* DATA FOR THIS TASK:
· · ·

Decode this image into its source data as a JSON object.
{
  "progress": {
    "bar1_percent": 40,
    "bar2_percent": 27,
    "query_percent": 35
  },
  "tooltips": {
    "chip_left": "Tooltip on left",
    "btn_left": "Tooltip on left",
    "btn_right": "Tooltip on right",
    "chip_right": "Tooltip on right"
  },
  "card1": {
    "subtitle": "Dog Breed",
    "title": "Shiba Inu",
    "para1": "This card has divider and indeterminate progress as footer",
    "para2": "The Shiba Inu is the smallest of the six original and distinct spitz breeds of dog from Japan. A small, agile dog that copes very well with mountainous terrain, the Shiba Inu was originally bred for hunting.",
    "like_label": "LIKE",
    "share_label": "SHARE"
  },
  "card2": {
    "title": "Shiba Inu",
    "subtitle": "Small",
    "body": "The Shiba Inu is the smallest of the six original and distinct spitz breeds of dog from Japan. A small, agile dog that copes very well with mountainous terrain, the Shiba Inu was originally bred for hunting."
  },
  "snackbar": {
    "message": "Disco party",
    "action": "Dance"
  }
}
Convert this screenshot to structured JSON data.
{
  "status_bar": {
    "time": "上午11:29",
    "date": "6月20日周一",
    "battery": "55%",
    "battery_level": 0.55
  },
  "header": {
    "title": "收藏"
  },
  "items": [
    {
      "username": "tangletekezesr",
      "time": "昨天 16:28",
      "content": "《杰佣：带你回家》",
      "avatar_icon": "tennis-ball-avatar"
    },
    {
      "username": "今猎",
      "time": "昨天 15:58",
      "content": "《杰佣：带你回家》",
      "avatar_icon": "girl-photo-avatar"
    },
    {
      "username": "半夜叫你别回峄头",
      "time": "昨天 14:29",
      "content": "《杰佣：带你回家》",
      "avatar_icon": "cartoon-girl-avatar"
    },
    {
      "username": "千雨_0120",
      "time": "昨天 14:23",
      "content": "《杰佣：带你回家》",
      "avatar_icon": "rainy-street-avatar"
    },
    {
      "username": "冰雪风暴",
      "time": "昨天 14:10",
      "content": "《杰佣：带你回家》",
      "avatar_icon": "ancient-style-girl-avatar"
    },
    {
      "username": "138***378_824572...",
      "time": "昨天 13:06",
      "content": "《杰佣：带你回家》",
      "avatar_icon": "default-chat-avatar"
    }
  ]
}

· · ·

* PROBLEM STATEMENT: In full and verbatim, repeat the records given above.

* EXERCISE OUTPUT:
Decode this image into its source data as a JSON object.
{
  "progress": {
    "bar1_percent": 40,
    "bar2_percent": 27,
    "query_percent": 35
  },
  "tooltips": {
    "chip_left": "Tooltip on left",
    "btn_left": "Tooltip on left",
    "btn_right": "Tooltip on right",
    "chip_right": "Tooltip on right"
  },
  "card1": {
    "subtitle": "Dog Breed",
    "title": "Shiba Inu",
    "para1": "This card has divider and indeterminate progress as footer",
    "para2": "The Shiba Inu is the smallest of the six original and distinct spitz breeds of dog from Japan. A small, agile dog that copes very well with mountainous terrain, the Shiba Inu was originally bred for hunting.",
    "like_label": "LIKE",
    "share_label": "SHARE"
  },
  "card2": {
    "title": "Shiba Inu",
    "subtitle": "Small",
    "body": "The Shiba Inu is the smallest of the six original and distinct spitz breeds of dog from Japan. A small, agile dog that copes very well with mountainous terrain, the Shiba Inu was originally bred for hunting."
  },
  "snackbar": {
    "message": "Disco party",
    "action": "Dance"
  }
}
Convert this screenshot to structured JSON data.
{
  "status_bar": {
    "time": "上午11:29",
    "date": "6月20日周一",
    "battery": "55%",
    "battery_level": 0.55
  },
  "header": {
    "title": "收藏"
  },
  "items": [
    {
      "username": "tangletekezesr",
      "time": "昨天 16:28",
      "content": "《杰佣：带你回家》",
      "avatar_icon": "tennis-ball-avatar"
    },
    {
      "username": "今猎",
      "time": "昨天 15:58",
      "content": "《杰佣：带你回家》",
      "avatar_icon": "girl-photo-avatar"
    },
    {
      "username": "半夜叫你别回峄头",
      "time": "昨天 14:29",
      "content": "《杰佣：带你回家》",
      "avatar_icon": "cartoon-girl-avatar"
    },
    {
      "username": "千雨_0120",
      "time": "昨天 14:23",
      "content": "《杰佣：带你回家》",
      "avatar_icon": "rainy-street-avatar"
    },
    {
      "username": "冰雪风暴",
      "time": "昨天 14:10",
      "content": "《杰佣：带你回家》",
      "avatar_icon": "ancient-style-girl-avatar"
    },
    {
      "username": "138***378_824572...",
      "time": "昨天 13:06",
      "content": "《杰佣：带你回家》",
      "avatar_icon": "default-chat-avatar"
    }
  ]
}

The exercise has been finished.